For the study, researchers put 52 healthy but sedentary adults into three groups: one that went to three Bikram yoga classes a week; one that did the same workout in a room set to 73 degrees; and a third control group who didn’t do yoga at all.
After 12 weeks, the researchers evaluated everyone’s vascular health by measuring changes in endothelial function, or the ability of blood vessels to dilate in response to increased blood flow. Both of the yoga groups had positive changes that decreased their risk of heart disease, while the control group didn’t see a change.
Another surprising result: The Bikram group showed a slight decrease in body fat during their 12-week routine. However, other studies show that the dangers of working out in high temperatures — like a rapidly increased heart rate and higher core temperature — might not outweigh any perceived benefits to body weight and flexibility.
“This is good news for people who might want to do it but can’t tolerate the heat or maybe want to do it at home, or for people who don’t even live near a yoga studio,” said Hunter.

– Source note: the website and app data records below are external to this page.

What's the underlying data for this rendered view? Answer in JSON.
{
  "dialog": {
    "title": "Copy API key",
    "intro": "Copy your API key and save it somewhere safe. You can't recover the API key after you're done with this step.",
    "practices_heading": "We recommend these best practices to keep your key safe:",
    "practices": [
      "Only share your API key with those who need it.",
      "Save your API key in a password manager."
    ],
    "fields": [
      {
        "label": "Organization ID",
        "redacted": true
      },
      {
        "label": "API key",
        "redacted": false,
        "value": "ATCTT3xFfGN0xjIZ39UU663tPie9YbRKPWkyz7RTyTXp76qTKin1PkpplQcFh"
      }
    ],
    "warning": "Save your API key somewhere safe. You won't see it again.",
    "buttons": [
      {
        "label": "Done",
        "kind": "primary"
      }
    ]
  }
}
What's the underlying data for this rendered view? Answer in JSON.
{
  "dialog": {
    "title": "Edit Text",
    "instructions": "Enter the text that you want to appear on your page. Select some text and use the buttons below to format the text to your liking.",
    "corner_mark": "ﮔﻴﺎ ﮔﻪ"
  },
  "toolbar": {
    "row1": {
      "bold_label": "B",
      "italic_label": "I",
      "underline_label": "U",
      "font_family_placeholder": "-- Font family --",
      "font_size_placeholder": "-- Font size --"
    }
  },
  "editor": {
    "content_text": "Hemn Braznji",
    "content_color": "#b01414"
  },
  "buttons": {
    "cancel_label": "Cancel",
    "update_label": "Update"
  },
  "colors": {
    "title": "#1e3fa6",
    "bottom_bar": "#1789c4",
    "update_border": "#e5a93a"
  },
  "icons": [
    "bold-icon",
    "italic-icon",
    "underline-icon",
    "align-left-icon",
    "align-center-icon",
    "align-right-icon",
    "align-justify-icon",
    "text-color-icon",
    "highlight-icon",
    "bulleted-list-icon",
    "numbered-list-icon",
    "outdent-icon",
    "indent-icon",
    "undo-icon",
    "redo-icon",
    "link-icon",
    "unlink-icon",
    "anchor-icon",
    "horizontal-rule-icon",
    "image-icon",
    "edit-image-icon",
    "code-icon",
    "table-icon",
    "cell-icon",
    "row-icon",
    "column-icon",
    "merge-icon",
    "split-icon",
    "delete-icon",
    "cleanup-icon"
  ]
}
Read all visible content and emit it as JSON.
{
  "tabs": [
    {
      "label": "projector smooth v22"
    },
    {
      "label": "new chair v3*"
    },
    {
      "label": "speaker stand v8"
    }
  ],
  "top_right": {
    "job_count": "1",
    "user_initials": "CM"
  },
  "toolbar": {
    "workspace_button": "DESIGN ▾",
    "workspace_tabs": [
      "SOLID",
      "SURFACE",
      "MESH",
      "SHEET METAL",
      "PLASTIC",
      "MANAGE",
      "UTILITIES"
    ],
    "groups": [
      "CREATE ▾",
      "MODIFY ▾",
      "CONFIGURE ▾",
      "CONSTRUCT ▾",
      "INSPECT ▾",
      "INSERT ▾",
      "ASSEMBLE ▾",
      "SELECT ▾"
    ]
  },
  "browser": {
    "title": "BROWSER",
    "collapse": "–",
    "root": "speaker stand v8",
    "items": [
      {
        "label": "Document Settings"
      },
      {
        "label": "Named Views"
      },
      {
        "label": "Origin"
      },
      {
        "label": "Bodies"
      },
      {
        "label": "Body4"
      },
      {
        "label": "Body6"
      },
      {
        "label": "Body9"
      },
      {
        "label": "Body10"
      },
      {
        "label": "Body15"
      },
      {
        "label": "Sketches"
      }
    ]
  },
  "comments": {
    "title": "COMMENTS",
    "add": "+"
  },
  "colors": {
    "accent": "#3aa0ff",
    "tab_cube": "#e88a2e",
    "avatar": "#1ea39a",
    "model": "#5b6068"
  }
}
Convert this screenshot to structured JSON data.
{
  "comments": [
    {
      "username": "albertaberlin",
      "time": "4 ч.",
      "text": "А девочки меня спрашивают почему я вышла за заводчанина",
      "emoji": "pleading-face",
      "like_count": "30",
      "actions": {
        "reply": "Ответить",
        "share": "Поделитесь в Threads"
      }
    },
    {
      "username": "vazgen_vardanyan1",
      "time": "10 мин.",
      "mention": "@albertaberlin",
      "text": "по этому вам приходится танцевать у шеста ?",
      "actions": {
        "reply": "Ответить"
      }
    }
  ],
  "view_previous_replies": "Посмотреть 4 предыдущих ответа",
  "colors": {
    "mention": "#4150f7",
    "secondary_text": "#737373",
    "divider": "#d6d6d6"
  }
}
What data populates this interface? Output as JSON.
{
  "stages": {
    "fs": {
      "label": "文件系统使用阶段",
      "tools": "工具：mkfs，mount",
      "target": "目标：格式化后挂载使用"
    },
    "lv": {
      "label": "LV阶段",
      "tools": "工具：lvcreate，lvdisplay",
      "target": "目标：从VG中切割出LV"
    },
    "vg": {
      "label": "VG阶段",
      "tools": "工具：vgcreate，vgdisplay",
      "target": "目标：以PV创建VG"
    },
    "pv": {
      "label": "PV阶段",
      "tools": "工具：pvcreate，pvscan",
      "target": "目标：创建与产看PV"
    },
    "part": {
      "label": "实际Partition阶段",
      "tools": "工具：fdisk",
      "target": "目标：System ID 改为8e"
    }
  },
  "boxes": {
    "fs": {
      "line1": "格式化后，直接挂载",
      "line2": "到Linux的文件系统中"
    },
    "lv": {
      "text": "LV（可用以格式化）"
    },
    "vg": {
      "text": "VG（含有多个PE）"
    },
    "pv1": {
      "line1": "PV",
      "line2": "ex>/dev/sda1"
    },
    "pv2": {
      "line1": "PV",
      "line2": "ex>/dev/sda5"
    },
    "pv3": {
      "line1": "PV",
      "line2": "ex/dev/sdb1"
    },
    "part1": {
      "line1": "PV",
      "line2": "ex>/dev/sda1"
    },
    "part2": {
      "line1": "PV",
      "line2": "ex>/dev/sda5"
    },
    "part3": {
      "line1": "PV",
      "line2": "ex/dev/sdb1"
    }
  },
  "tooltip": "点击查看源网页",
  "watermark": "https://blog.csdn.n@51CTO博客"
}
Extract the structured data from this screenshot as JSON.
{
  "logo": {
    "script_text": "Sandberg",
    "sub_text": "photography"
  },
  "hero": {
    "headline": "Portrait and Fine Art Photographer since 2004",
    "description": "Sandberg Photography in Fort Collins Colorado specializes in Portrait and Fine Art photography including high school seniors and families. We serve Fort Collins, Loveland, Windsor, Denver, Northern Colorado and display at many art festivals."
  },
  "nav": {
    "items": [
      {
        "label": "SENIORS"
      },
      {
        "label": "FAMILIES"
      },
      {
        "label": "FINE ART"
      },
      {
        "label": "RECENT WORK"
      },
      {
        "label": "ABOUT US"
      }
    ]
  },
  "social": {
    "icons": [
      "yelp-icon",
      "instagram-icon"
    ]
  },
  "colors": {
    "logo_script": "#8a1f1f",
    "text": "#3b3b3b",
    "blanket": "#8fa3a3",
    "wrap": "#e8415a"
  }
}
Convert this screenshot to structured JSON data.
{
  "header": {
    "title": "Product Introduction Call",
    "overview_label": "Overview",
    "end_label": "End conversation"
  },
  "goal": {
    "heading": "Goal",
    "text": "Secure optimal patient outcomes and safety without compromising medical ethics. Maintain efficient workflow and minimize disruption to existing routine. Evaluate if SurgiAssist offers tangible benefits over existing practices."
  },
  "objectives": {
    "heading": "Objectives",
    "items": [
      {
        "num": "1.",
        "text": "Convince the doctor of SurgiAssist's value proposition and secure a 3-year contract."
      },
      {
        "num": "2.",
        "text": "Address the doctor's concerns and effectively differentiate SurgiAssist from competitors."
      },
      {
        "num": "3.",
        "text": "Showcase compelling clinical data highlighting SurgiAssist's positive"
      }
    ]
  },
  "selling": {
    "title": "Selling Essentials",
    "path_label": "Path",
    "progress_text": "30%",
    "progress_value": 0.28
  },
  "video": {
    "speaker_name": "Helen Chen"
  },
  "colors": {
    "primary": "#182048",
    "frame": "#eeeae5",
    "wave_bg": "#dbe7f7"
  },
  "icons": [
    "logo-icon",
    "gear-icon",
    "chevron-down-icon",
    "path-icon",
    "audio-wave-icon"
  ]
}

So, go ahead and do those that 26-pose Bikram sequence in normal temperatures if you want because you’ll get the same benefits in the end — sans the soggy britches.